Two Men &A Vacuum seeks better standards for the cleaning industry.
Cody Warren says he loved cleaning more than coloring as a child. This penchant followed him into a filthy college frat house that drove him crazy but polished his skills.
Years later, the self-described serial entrepreneur with one business already under his belt began talking up a fledgling cleaning business during runs in German Village. And when he was cleaning the houses of seven neighbors, he knew he was on to something.
But the impetus for creating Two Men & A Vacuum also came from a need Warren saw for a better-branded and regulated business that encourages cleaners to become masters at their skill—something he plans to implement in the future.
“The industry is very broken,” he says. “You can have mom-and-pop shops who are not insured; they're not doing anything by the book because there's no regulations. … We want to disrupt the industry by creating a career path for cleaners.”
Warren's model caught on, and Two Men & A Vacuum wasn't two men for too long. The business grew with an initial focus on residential cleaning. Warren says he'll replicate the growth model as Two Men expands to northwest Ohio and Cincinnati. He already expanded to Cleveland in October 2016.
The company also has been securing commercial cleaning accounts such as Charles Penzone Grand Salons. The allure of Two Men & A Vacuum comes from its self-made ticketing system and a quality control team that makes sure the “dirt specialists” have cleaned up to par.
“We built (the ticketing system) ourselves, where—kind of like the IT field—if you have an issue, you can just get (online and) submit a ticket. We're notified right away, we mark that we've accepted it, you get notified back and watch the process until it's complete,” Warren explains.
Charles Penzone isn't the only company pleased with Two Men & A Vacuum. QuickInsured's Brewery District office has been dusted, vacuumed and emptied of trash by Two Men for a little more than a year.
“We've gone through probably three or four different cleaning organizations; so many of them don't have quality control in place,” says Jerry Batt, owner and CEO of QuickInsured.
“The other companies we used before just basically wouldn't care. … They never had any interaction (with us) or seemed to care about the quality, so that's certainly been one of the standouts.”
And Warren continues to come up with ways Two Men can grow.
“I've found being in this industry that there's not a lot of resources. … We're building our own (customer relationship management) tool, we're building our own voting software and something that's kind of like Thumbtack. … we'll provide these tools, and other cleaning companies or service-based companies can use it for a fee.” In addition, the company is rolling out a full range of natural cleaning products in scents like ginger and lime, or bourbon and honey, which he says has attracted attention from the HGTV show, “Fixer Upper.”
But not everything is sparkling.
“It's going well, but as we all know, it's very hard to find and retain good employees.” Warren says. “I tell everyone on my executive team I stay positive by thinking that every business has those struggles—just us more.”
“We may bring on 25 dirt specialists and retain two. (We hear) everything from the dog ate my car to the app doesn't work on my phone.
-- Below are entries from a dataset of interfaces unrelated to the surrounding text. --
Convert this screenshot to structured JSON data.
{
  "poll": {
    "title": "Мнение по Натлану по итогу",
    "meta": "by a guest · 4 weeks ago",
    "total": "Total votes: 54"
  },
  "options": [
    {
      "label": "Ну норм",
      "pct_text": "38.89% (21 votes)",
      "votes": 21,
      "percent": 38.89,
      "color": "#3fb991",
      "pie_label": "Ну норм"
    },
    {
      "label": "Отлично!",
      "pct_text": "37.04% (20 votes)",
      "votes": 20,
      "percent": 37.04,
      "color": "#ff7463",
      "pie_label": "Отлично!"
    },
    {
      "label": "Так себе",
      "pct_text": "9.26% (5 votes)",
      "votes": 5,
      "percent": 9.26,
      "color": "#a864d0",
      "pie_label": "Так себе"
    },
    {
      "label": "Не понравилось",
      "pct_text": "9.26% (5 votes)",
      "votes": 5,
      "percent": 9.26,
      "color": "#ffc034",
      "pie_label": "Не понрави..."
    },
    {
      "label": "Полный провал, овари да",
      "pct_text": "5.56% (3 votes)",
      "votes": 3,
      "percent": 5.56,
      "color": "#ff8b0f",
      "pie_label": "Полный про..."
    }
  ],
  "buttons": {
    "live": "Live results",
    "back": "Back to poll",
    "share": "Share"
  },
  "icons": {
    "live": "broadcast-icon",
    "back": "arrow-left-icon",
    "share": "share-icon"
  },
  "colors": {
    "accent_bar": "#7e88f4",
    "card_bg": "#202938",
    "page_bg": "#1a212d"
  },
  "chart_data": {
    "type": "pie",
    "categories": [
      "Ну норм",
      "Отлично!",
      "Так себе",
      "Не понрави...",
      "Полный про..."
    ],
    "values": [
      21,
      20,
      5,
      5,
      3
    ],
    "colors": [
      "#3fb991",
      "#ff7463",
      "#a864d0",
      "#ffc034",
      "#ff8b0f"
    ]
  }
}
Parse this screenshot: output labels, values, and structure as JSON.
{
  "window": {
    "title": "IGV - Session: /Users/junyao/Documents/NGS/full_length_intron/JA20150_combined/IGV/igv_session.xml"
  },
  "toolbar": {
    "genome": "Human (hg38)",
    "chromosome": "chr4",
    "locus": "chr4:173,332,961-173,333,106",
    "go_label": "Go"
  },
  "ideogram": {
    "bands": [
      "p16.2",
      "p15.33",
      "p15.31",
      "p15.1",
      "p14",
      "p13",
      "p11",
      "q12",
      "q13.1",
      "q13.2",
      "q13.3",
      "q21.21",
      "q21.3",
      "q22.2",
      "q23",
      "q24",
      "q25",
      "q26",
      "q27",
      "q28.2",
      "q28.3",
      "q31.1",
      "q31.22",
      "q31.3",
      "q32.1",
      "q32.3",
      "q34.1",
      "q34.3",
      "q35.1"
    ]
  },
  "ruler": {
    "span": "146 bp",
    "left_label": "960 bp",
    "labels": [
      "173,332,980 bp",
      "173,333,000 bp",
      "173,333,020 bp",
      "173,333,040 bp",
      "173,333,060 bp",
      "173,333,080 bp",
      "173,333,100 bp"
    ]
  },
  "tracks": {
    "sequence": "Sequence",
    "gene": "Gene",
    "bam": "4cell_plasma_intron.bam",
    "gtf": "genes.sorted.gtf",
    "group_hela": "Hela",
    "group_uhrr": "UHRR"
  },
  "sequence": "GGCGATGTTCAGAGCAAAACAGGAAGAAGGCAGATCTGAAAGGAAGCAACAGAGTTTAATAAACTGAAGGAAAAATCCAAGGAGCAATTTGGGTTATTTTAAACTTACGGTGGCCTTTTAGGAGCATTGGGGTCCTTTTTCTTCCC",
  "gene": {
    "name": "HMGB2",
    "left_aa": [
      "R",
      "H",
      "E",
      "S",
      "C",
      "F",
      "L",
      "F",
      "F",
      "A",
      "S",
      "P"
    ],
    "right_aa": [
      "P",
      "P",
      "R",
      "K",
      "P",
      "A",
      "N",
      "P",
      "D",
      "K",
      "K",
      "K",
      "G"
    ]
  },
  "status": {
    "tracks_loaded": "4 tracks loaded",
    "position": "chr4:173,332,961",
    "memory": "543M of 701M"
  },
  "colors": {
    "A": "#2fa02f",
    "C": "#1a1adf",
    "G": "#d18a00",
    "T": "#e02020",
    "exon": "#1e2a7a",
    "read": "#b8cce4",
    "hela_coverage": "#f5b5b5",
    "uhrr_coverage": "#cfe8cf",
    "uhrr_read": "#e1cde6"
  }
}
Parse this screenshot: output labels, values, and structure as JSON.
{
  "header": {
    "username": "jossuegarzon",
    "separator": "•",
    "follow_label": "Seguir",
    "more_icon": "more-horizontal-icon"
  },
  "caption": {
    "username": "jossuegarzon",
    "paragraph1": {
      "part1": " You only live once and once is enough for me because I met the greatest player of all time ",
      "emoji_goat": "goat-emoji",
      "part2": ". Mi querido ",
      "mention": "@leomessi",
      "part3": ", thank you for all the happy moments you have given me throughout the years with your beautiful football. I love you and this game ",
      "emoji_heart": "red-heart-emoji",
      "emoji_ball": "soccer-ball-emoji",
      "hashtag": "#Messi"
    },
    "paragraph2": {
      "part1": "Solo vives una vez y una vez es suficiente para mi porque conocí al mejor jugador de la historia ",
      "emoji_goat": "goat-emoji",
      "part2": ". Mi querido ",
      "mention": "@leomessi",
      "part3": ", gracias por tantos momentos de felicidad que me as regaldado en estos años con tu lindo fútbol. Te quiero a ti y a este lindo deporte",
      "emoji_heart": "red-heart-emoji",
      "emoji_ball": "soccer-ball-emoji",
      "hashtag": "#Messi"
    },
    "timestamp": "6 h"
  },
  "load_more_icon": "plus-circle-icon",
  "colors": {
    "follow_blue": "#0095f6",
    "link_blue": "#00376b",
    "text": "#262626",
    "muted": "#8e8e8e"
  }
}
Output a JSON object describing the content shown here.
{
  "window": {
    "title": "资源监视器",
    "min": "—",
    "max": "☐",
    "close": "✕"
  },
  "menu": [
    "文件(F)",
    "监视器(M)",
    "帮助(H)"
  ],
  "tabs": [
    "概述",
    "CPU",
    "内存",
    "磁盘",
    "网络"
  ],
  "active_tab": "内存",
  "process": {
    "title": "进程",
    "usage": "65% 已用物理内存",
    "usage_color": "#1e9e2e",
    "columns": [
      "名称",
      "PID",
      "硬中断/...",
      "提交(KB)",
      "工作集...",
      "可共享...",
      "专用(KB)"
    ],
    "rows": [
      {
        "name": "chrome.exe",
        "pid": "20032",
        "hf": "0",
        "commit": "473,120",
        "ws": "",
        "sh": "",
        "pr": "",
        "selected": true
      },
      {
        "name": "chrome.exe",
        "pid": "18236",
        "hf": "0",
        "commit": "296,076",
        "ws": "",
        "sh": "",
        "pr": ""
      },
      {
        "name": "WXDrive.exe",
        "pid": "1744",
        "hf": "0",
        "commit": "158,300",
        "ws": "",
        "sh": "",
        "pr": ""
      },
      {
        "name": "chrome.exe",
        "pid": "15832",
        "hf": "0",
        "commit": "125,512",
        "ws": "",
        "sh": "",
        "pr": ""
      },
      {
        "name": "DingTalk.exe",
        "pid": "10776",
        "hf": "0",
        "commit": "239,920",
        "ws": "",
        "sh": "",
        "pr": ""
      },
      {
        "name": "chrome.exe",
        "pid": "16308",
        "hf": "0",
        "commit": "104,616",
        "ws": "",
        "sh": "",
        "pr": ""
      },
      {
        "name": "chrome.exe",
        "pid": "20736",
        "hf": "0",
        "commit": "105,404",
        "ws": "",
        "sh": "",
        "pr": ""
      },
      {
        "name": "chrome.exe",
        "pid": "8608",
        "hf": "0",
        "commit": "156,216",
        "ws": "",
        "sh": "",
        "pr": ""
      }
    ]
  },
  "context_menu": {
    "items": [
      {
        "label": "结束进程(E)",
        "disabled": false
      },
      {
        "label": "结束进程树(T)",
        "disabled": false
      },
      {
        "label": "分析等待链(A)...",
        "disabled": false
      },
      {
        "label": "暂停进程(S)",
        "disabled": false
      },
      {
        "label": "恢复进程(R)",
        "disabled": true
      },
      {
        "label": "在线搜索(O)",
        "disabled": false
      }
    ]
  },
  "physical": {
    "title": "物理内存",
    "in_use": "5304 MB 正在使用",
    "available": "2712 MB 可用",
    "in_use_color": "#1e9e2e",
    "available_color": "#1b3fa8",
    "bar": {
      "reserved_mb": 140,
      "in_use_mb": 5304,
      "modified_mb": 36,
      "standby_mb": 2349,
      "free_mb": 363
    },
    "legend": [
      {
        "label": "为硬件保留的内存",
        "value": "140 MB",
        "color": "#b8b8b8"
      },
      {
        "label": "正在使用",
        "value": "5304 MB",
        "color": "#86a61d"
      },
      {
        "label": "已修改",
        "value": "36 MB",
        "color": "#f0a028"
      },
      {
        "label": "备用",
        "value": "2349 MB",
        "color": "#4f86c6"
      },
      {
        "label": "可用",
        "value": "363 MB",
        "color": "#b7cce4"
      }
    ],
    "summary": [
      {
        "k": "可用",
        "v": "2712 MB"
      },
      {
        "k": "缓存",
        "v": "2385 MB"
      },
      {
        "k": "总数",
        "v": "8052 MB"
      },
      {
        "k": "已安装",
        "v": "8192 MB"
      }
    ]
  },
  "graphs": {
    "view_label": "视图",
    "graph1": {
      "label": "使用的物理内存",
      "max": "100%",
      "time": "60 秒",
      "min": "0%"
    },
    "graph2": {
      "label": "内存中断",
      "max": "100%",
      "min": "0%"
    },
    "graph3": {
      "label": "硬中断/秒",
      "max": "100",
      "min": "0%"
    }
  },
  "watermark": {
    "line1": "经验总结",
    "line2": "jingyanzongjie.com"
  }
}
We get someone in here that seems so great and is begging for work, and they won't show up to their first assignment.”
This challenge, experienced by many employers, has shaped the way Warren explains Two Men to clients.
“When I first started this company I would tell people we are going to be the best, most quality cleaning company in the world. … I've changed my way of talking about Two Men when I put on my sales hat. ... I say, ‘Look, we're going to make mistakes, but at the end of the day we care and we want you to be happy.' Now, we have clients that tell us exactly that. We're really good about (fixing problems) and we continue to be good about that.”
Chloe Teasley is editorial assistant.